What you are asked to do>
The lines wanted are those in the data below that include "opportunities".

[[ Data supplied open ]]

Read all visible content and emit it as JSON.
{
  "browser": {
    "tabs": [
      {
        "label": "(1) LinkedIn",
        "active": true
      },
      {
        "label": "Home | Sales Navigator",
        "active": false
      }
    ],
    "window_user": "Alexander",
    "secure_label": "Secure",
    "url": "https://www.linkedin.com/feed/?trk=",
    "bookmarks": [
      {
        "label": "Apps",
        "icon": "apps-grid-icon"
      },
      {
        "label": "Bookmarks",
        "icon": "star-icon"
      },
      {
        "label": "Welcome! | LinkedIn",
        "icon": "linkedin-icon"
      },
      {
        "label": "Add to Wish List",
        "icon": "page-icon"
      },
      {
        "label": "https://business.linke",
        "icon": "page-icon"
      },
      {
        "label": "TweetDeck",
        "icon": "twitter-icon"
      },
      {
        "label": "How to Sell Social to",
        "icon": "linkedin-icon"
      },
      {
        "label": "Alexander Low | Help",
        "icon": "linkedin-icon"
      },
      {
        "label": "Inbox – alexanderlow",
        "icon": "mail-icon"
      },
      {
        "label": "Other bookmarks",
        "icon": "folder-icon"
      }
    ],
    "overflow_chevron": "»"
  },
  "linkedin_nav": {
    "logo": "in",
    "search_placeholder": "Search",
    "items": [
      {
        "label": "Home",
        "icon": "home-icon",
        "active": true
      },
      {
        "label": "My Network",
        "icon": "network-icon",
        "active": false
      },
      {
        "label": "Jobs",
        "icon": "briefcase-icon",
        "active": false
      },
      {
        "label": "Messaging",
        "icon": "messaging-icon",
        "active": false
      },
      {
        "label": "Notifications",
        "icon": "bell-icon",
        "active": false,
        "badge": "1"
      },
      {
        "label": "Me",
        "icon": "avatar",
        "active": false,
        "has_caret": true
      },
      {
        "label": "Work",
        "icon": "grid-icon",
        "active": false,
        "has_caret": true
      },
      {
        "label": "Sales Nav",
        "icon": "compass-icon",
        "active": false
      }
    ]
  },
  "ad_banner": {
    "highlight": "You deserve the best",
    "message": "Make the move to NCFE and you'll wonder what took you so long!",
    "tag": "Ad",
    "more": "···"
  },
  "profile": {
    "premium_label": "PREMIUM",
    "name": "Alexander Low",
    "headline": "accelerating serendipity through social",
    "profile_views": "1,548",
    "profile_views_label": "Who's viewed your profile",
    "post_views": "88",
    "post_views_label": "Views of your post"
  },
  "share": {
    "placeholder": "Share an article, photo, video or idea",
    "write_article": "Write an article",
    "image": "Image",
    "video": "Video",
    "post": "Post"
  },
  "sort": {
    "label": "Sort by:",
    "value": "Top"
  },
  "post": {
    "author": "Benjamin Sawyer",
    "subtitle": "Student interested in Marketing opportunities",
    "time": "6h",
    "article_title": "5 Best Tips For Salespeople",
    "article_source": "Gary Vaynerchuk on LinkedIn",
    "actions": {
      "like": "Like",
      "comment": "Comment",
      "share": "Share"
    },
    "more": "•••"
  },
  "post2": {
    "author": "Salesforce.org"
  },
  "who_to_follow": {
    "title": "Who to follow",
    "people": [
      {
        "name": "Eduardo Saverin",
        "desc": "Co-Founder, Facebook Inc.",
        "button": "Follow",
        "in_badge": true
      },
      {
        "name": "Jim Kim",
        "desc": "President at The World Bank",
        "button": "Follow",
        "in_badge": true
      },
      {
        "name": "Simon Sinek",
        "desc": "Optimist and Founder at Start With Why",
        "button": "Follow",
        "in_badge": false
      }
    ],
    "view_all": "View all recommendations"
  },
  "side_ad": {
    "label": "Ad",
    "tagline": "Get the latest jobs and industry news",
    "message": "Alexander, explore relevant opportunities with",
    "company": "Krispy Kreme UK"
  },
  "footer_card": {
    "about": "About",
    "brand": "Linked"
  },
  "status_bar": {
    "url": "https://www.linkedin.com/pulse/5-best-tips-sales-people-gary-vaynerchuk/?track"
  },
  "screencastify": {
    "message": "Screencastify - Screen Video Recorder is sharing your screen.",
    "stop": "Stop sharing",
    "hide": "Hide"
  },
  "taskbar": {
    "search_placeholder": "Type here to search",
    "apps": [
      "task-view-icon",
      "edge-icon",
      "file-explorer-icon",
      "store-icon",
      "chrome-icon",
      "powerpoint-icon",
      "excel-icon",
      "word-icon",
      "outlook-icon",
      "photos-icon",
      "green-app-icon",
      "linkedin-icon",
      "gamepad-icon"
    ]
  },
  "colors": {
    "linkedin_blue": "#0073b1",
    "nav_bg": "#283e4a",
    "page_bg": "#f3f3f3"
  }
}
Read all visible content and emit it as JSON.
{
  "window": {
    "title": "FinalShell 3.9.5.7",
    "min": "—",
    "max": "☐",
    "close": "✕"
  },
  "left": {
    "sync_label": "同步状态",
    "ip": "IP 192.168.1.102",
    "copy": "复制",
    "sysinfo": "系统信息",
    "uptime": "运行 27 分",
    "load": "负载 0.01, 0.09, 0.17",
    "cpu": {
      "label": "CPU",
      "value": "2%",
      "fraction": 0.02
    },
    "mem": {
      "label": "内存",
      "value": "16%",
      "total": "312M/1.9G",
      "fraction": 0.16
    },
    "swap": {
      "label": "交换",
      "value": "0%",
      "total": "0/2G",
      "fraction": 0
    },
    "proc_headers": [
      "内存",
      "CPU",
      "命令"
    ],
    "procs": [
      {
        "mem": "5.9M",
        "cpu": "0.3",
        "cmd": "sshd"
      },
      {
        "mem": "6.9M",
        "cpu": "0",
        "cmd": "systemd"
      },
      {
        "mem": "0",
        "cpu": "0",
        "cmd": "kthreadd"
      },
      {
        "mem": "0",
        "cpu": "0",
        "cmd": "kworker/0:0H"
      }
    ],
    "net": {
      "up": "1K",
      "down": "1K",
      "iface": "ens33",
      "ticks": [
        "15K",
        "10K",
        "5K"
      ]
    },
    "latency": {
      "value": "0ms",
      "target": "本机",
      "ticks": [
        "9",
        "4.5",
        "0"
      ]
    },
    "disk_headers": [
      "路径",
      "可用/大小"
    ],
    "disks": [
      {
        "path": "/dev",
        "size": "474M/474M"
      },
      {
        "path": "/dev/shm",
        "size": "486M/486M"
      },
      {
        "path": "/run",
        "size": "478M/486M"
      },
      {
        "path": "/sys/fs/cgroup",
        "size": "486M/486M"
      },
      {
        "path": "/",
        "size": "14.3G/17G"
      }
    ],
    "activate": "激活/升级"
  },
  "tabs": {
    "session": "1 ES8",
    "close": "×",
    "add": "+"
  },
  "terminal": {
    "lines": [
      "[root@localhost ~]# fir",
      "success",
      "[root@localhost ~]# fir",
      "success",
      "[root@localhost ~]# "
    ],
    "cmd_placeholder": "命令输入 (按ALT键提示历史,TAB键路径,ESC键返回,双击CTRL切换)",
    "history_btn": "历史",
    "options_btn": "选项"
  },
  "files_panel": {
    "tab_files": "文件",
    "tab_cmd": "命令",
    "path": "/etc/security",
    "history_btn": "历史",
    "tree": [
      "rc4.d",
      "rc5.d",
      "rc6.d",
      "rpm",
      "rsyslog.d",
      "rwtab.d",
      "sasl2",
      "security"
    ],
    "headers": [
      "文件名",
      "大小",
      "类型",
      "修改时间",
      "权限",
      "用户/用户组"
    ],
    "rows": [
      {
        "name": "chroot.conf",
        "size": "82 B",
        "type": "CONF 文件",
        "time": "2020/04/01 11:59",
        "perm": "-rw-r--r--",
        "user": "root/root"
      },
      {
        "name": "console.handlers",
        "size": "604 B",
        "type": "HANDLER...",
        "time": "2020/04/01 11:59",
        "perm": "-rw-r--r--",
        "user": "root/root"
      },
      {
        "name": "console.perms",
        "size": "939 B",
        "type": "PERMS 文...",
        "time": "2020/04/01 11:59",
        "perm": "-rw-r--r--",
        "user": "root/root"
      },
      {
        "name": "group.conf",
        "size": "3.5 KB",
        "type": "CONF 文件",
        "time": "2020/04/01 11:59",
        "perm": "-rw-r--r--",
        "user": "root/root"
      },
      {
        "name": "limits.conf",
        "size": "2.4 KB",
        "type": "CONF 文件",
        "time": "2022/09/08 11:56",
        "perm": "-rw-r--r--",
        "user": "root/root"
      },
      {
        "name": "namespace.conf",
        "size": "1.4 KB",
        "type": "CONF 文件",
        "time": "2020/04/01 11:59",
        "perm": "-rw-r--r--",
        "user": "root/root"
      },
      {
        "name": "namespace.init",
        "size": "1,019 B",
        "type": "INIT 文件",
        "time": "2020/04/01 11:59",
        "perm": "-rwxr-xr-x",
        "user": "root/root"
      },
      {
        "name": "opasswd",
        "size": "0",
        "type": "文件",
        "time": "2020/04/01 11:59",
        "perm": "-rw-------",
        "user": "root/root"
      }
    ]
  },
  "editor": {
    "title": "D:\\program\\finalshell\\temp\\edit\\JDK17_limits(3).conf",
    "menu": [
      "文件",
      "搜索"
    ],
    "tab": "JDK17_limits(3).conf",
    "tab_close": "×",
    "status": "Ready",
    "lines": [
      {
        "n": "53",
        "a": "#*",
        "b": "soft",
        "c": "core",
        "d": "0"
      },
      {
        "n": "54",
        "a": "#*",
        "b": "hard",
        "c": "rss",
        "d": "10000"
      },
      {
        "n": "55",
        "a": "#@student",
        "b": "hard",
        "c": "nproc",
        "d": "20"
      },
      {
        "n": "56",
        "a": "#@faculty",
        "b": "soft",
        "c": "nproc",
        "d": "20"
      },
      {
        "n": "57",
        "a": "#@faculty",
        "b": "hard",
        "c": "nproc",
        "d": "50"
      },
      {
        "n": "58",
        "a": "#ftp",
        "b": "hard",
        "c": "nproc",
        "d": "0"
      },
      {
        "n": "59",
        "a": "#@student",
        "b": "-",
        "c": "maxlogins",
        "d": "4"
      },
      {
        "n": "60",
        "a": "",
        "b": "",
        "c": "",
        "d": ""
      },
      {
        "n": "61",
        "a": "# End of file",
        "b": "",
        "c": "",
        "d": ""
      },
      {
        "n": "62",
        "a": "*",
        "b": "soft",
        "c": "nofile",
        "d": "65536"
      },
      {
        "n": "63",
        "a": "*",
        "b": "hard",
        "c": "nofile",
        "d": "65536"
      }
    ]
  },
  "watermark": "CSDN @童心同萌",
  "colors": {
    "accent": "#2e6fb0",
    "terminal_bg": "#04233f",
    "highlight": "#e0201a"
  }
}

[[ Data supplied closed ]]

Answer to this exercise>
    "subtitle": "Student interested in Marketing opportunities",
    "message": "Alexander, explore relevant opportunities with",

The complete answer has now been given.